PARIS — SpaceX hopes to launch 24 Starlink missions in 2020 as the company builds out a broadband megaconstellation that could ultimately number close to 12,000 satellites, a company executive said Sept. 10.
SpaceX’s Starlink launch cadence will likely average “two a month,” in addition to customer launches, Gwynne Shotwell, SpaceX’s president and chief operating officer, said at the World Satellite Business Week conference here.
“Next year, I hope we launch 24 Starlinks,” Shotwell said.
Shotwell said SpaceX might launch more Starlink missions this year, but the final number will depend on customer missions. SpaceX will prioritize launching customers before its own broadband satellites, she said.
“If some customers move out, I’ll have some Starlink launches — maybe up to four Starlink launches this year — but we won’t push a customer out for that, so we will wait and see what the end of the year looks like and see what we can fit in.”
Shotwell didn’t specify if Starlink missions will be solely on Falcon 9s or if they will also include Falcon Heavy launches.
After inducing launch delays for customers due to Falcon 9 rocket failures in 2015 and 2016, SpaceX is now caught up on late missions — so much so that rockets are ready before customer satellites, Shotwell said.
“This is the first year that we are seeing that we are now ready to fly our customers before they are ready,” she said.
Shotwell estimated SpaceX will do seven to eight more missions this year, including Starlink.

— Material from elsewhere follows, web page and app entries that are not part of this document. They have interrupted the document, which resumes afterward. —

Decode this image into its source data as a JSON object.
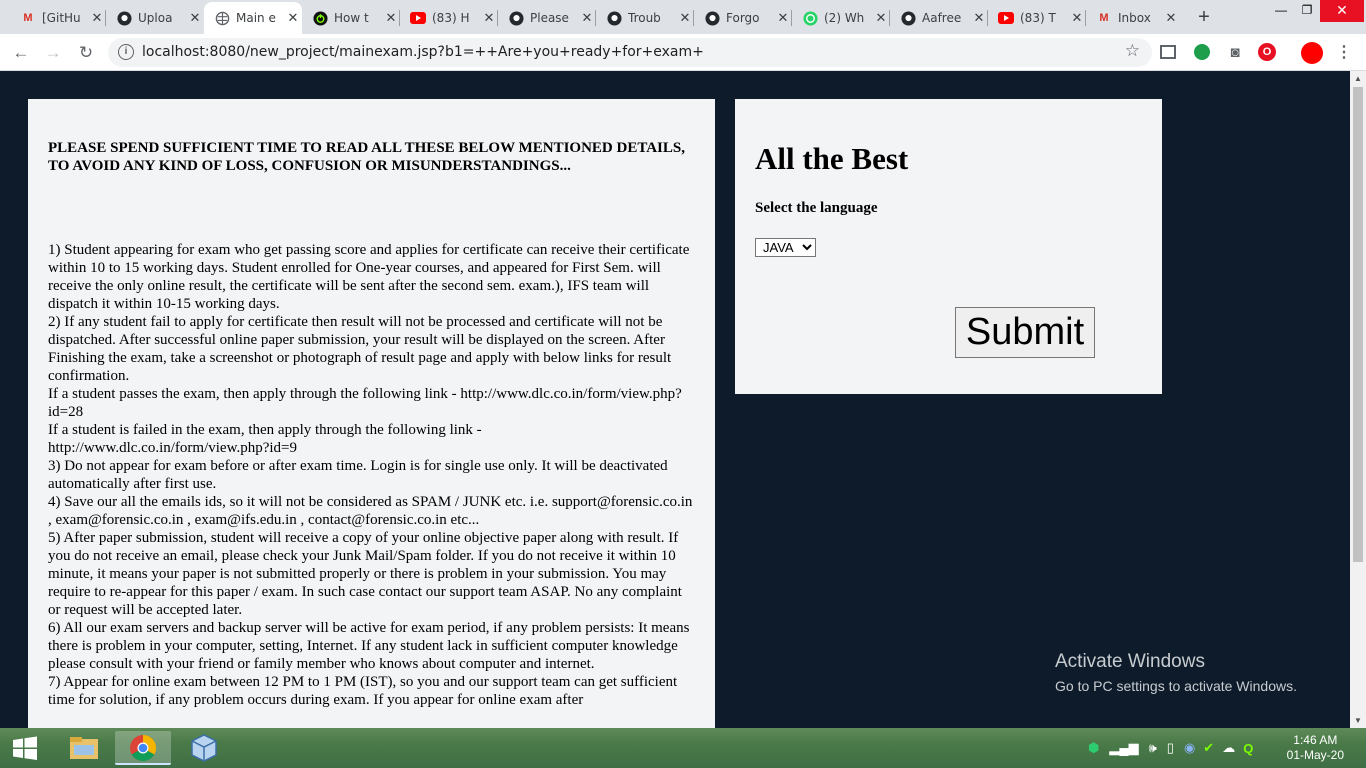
{
  "browser": {
    "tabs": [
      {
        "title": "[GitHu",
        "icon": "gmail-icon"
      },
      {
        "title": "Uploa",
        "icon": "github-icon"
      },
      {
        "title": "Main e",
        "icon": "globe-icon",
        "active": true
      },
      {
        "title": "How t",
        "icon": "power-icon"
      },
      {
        "title": "(83) H",
        "icon": "youtube-icon"
      },
      {
        "title": "Please",
        "icon": "github-icon"
      },
      {
        "title": "Troub",
        "icon": "github-icon"
      },
      {
        "title": "Forgo",
        "icon": "github-icon"
      },
      {
        "title": "(2) Wh",
        "icon": "whatsapp-icon"
      },
      {
        "title": "Aafree",
        "icon": "github-icon"
      },
      {
        "title": "(83) T",
        "icon": "youtube-icon"
      },
      {
        "title": "Inbox",
        "icon": "gmail-icon"
      }
    ],
    "url": "localhost:8080/new_project/mainexam.jsp?b1=++Are+you+ready+for+exam+"
  },
  "instructions": {
    "heading": "PLEASE SPEND SUFFICIENT TIME TO READ ALL THESE BELOW MENTIONED DETAILS, TO AVOID ANY KIND OF LOSS, CONFUSION OR MISUNDERSTANDINGS...",
    "lines": [
      "1) Student appearing for exam who get passing score and applies for certificate can receive their certificate within 10 to 15 working days. Student enrolled for One-year courses, and appeared for First Sem. will receive the only online result, the certificate will be sent after the second sem. exam.), IFS team will dispatch it within 10-15 working days.",
      "2) If any student fail to apply for certificate then result will not be processed and certificate will not be dispatched. After successful online paper submission, your result will be displayed on the screen. After Finishing the exam, take a screenshot or photograph of result page and apply with below links for result confirmation.",
      "If a student passes the exam, then apply through the following link - http://www.dlc.co.in/form/view.php?id=28",
      "If a student is failed in the exam, then apply through the following link - http://www.dlc.co.in/form/view.php?id=9",
      "3) Do not appear for exam before or after exam time. Login is for single use only. It will be deactivated automatically after first use.",
      "4) Save our all the emails ids, so it will not be considered as SPAM / JUNK etc. i.e. support@forensic.co.in , exam@forensic.co.in , exam@ifs.edu.in , contact@forensic.co.in etc...",
      "5) After paper submission, student will receive a copy of your online objective paper along with result. If you do not receive an email, please check your Junk Mail/Spam folder. If you do not receive it within 10 minute, it means your paper is not submitted properly or there is problem in your submission. You may require to re-appear for this paper / exam. In such case contact our support team ASAP. No any complaint or request will be accepted later.",
      "6) All our exam servers and backup server will be active for exam period, if any problem persists: It means there is problem in your computer, setting, Internet. If any student lack in sufficient computer knowledge please consult with your friend or family member who knows about computer and internet.",
      "7) Appear for online exam between 12 PM to 1 PM (IST), so you and our support team can get sufficient time for solution, if any problem occurs during exam. If you appear for online exam after"
    ]
  },
  "exam_card": {
    "title": "All the Best",
    "language_label": "Select the language",
    "language_selected": "JAVA",
    "submit_label": "Submit"
  },
  "watermark": {
    "title": "Activate Windows",
    "subtitle": "Go to PC settings to activate Windows."
  },
  "taskbar": {
    "time": "1:46 AM",
    "date": "01-May-20"
  },
  "colors": {
    "page_bg": "#0d1b2a",
    "panel_bg": "#f3f4f6",
    "close_red": "#e81123"
  }
}
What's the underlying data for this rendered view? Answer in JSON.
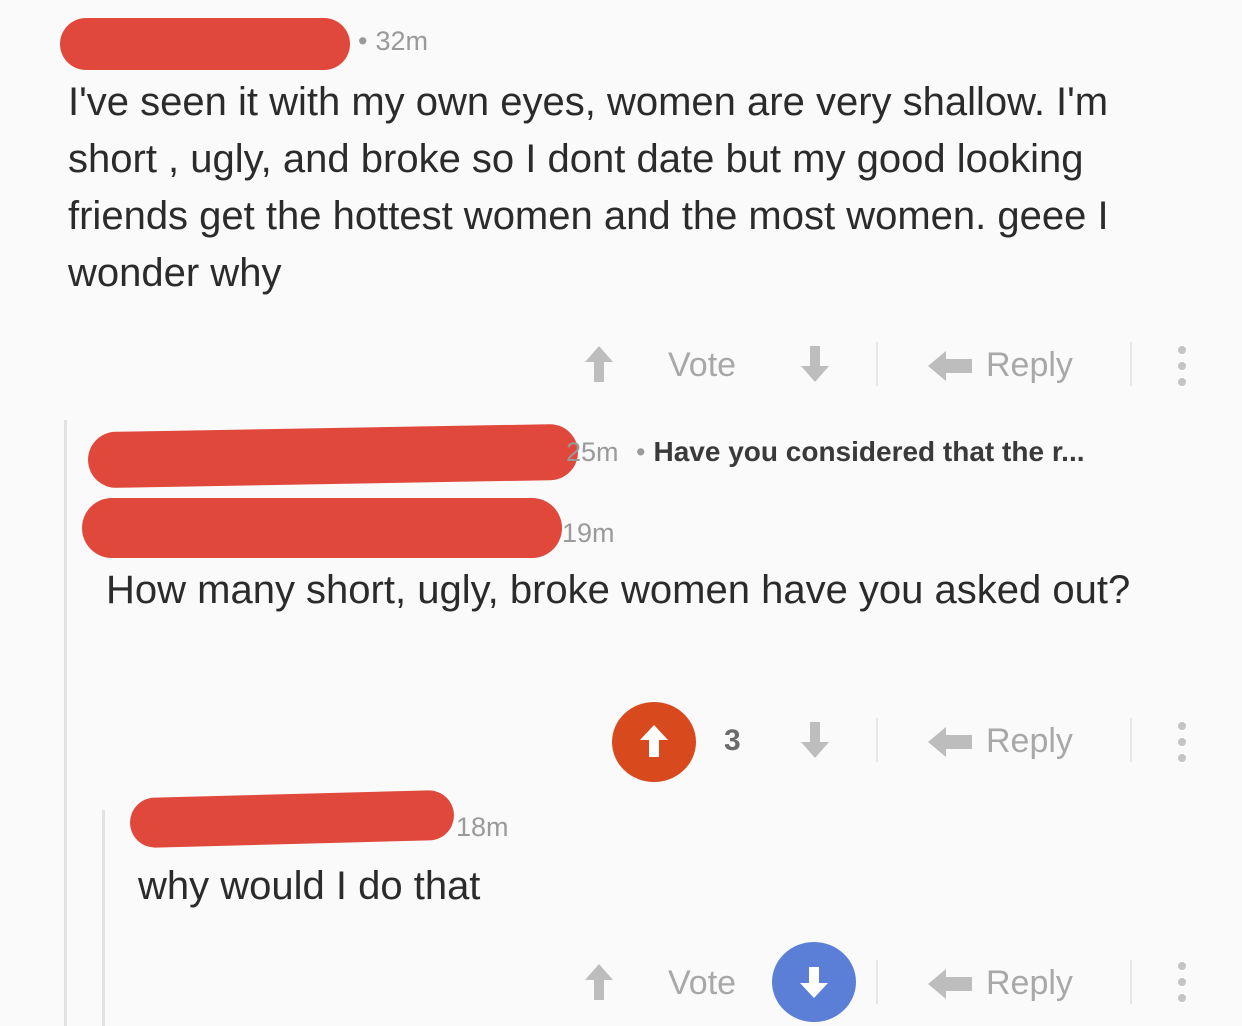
{
  "comments": [
    {
      "time": "32m",
      "text": "I've seen it with my own eyes, women are very shallow. I'm short , ugly, and broke so I dont date but my good looking friends get the hottest women and the most women. geee I wonder why",
      "vote_label": "Vote",
      "reply_label": "Reply"
    },
    {
      "time": "25m",
      "collapsed_snippet": "Have you considered that the r..."
    },
    {
      "time": "19m",
      "text": "How many short, ugly, broke women have you asked out?",
      "score": "3",
      "reply_label": "Reply"
    },
    {
      "time": "18m",
      "text": "why would I do that",
      "vote_label": "Vote",
      "reply_label": "Reply"
    }
  ],
  "colors": {
    "redaction": "#e0483c",
    "upvote_active": "#d84a1e",
    "downvote_active": "#5b7fd6"
  },
  "icons": [
    "upvote-icon",
    "downvote-icon",
    "reply-icon",
    "more-options-icon"
  ]
}
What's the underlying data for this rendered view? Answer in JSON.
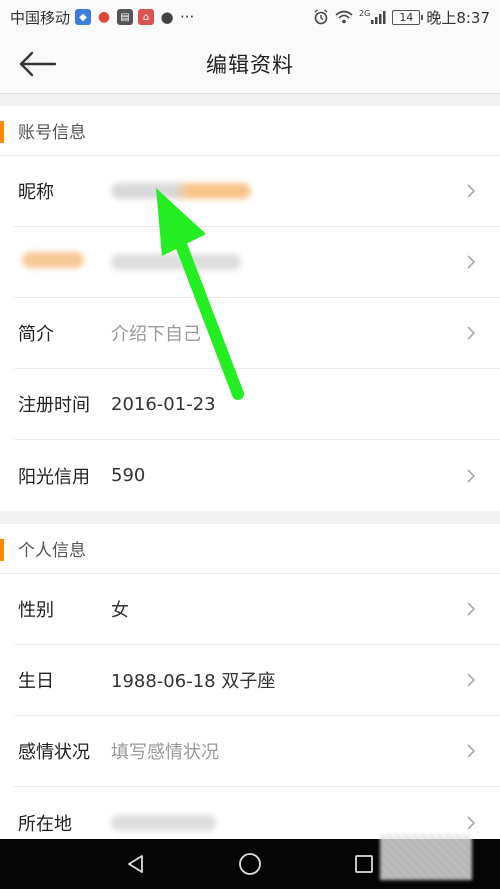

Previously, the company estimated 24 to 25 launches in 2019, but several customer missions weren’t ready in time, she said.
SpaceX has flown 10 rockets this year — eight Falcon 9s and two Falcon Heavies. Shotwell didn’t say how many total launches SpaceX plans in 2020, only that it is “much higher” than this year’s projected max of 18.
SpaceX launched its first 60 Starlink satellites in May using a Falcon 9 rocket. The company is deorbiting at least five of those satellites — three due to malfunctions and two to test intentional deorbiting procedures.
When — and with what coverage — Starlink begins service may hinge on the U.S. Federal Communications Commission’s decision on a filing SpaceX made in late August. SpaceX asked the FCC to allow it to triple the number of orbital planes, or pathways, for Starlink satellites at 550 kilometers. By using 72 orbital planes instead of 24, Starlink can extend its reach to customers in lower latitudes more quickly and with fewer launches, SpaceX said.
In May, prior to the filing, SpaceX CEO Elon Musk said that Starlink will have consistent partial coverage with 400 satellites, and should be “economically viable” at 1,000 satellites.
Mark Juncosa, SpaceX’s vice president of vehicle engineering, said in May that 30 Starlink launches would be sufficient for global coverage based on the company’s deployment plans at the time.